Returning from Brooklyn to Belen, we pick up the story in this weekend’s New York Times, about an effort by the town to host a museum dedicate to its famous resident and the art she creates and supports. This would seem to be a slam dunk for a town that appears to have fallen on hard times, but it apparently generated quite a bit of opposition.
The quarreling reflects not just the power of Ms. Chicago’s art to ignite emotions, but also the limits of tolerance in New Mexico, a state long known as a welcoming mecca for artists. Evangelical Christian leaders in Belen have mobilized to thwart the project, calling Ms. Chicago’s art pornographic and indecent.
“I love fine art, but I would never want to see a vagina hanging on my wall,” said John K. Thompson, 62, a retired stockbroker.
It seems odd that the state that celebrates Georgia O’Keefe would have a problem with vaginal imagery in art. So why this place, and why now?
Paula Castillo [a sculptor who was born and raised in Belen] believes that the friction reflects the town’s own evolving dynamics…Belen has long been home to Hispanic families whose roots in New Mexico go back centuries. Religious affiliations are in flux, but many remain members of the Roman Catholic Church, which has not voiced opposition to the museum.
But after meeting with pastors from the evangelical churches opposing the museum, Ms. Castillo said she concluded that much of the resistance appeared to come from relative newcomers who brought more conservative sensibilities with them.
“There’s a level of nuance to what’s going on that’s been neglected,” Ms. Castillo said. “Belen and the rest of New Mexico can be very welcoming, but it’s easy to forget the influence that some churches now have.”
Indeed, I had come to think that despite the power of conservative Christians in our politics, the somewhat cartoonish cries of “indecency” in art were a sad joke from my past. Not surprising, this has been an upsetting experience for Chicago herself.
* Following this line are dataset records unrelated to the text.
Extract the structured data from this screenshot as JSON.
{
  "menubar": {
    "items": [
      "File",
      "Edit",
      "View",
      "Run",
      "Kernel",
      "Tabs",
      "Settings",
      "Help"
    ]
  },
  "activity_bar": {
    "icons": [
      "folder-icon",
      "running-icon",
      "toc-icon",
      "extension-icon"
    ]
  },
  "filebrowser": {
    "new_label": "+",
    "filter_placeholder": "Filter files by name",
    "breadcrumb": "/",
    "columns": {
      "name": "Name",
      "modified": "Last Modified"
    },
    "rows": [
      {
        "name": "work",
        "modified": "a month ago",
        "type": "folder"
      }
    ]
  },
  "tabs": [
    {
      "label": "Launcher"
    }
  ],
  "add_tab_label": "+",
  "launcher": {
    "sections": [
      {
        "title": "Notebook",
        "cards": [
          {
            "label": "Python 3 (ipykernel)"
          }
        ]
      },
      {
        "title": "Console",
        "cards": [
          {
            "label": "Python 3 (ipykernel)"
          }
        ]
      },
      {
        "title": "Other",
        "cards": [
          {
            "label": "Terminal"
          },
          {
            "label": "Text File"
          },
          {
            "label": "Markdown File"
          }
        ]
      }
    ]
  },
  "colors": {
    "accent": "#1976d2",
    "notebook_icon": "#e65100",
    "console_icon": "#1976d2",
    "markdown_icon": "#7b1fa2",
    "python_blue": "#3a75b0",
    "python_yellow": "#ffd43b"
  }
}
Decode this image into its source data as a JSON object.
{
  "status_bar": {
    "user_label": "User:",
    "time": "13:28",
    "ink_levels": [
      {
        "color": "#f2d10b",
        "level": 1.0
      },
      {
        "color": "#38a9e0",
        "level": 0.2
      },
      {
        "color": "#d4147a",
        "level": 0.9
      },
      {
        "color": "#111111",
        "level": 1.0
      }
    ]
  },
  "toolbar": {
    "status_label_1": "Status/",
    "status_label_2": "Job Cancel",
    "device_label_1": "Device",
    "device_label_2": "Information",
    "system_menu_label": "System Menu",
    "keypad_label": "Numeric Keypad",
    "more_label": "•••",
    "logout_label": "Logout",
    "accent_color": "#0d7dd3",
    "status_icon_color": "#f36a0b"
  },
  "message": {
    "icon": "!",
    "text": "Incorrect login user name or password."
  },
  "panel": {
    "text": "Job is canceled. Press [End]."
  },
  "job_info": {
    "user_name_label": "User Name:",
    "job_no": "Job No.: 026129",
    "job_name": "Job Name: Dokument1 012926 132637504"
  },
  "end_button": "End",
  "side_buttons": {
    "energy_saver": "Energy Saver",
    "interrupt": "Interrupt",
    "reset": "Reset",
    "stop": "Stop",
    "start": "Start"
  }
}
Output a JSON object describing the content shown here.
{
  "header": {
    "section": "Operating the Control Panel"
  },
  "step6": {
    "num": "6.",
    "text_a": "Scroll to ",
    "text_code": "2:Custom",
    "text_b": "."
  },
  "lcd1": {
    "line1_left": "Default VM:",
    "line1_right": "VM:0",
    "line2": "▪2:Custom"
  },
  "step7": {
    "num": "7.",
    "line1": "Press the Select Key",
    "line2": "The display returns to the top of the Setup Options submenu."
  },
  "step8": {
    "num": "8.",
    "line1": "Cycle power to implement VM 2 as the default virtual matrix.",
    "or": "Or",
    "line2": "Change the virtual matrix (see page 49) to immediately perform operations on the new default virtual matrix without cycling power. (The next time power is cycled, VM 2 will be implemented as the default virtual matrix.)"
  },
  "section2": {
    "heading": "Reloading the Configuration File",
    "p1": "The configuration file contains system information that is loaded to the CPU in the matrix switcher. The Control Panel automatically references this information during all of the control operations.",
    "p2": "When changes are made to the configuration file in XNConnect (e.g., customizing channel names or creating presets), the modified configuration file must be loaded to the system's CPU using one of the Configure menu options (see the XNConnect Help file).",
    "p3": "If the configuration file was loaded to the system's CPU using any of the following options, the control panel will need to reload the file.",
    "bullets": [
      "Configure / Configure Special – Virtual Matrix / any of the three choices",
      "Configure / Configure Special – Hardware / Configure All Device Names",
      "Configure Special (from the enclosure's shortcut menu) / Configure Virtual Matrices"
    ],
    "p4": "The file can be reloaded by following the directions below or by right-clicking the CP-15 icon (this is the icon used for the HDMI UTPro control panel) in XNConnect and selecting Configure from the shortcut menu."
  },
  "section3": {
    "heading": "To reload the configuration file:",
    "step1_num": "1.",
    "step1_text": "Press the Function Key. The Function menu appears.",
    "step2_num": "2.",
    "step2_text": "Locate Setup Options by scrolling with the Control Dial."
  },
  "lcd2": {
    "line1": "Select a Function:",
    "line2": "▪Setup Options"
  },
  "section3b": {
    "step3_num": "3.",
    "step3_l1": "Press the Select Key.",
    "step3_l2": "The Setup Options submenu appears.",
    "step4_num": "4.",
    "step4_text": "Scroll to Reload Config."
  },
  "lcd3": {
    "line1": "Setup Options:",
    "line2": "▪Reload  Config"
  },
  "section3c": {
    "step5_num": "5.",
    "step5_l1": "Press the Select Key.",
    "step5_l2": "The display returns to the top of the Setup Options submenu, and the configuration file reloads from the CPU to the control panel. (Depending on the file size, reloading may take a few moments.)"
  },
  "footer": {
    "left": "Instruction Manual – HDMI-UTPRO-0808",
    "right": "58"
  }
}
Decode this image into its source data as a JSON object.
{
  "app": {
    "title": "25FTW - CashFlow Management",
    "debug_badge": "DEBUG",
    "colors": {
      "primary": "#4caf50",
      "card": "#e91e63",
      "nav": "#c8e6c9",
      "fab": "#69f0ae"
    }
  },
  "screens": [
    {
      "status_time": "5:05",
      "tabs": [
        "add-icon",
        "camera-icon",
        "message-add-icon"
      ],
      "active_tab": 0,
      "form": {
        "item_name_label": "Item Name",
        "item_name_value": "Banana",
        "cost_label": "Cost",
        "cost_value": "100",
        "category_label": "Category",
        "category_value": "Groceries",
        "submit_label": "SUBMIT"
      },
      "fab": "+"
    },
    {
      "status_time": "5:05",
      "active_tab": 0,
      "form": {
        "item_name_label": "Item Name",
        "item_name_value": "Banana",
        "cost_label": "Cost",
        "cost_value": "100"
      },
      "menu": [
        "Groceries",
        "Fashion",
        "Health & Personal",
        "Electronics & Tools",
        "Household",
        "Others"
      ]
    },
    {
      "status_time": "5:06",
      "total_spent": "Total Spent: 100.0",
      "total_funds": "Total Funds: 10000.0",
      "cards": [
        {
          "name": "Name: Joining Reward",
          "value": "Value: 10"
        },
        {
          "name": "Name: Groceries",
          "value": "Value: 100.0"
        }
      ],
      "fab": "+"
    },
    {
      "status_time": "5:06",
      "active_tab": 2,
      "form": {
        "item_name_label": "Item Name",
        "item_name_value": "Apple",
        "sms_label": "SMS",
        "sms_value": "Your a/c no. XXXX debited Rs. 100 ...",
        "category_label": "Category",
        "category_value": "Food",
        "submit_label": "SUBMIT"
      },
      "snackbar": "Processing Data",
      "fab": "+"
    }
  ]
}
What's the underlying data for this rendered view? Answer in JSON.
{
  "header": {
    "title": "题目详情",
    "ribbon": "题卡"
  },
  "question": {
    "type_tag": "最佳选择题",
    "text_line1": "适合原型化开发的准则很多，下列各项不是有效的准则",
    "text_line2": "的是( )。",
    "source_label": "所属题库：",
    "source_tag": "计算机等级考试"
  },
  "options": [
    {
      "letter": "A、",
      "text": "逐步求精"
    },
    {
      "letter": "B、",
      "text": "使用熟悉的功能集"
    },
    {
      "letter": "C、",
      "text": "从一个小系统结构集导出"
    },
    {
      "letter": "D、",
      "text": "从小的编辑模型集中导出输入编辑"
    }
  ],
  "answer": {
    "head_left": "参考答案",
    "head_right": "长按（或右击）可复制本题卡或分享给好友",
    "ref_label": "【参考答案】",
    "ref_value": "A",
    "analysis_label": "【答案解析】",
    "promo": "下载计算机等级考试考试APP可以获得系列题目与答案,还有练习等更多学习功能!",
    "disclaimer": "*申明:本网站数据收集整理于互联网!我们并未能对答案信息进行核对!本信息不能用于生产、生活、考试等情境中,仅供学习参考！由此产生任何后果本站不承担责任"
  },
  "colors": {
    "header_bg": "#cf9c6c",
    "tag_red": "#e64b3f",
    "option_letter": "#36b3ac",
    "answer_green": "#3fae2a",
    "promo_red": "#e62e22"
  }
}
I can only imagine what it feels like to feel welcomed in a community, only to have part of that community turn against you…
Responding to the critics, Ms. Chicago and Mr. Woodman in November withdrew their offer to work with Belen’s municipal government on the proposed museum. “The whole experience has been very painful,” said Ms. Chicago, explaining how she followed the debate over the museum and her work on social media while she was traveling in Brazil
It seems like a potential opportunity missed, especially as one sees how embracing minimalist Donald Judd put Marfa, Texas, on the map and has made it a cultural destination. Indeed, Marfa is on my bucket list, especially after seeing it featured in one of the last episodes of Anthony Bourdain’s show. Whether Belen gives up its chance to be another Marfa remains to be seen.
See more of New Mexico and many other fascinating places in our Highway☆ app, available on the Apple App Store and Google Play Store.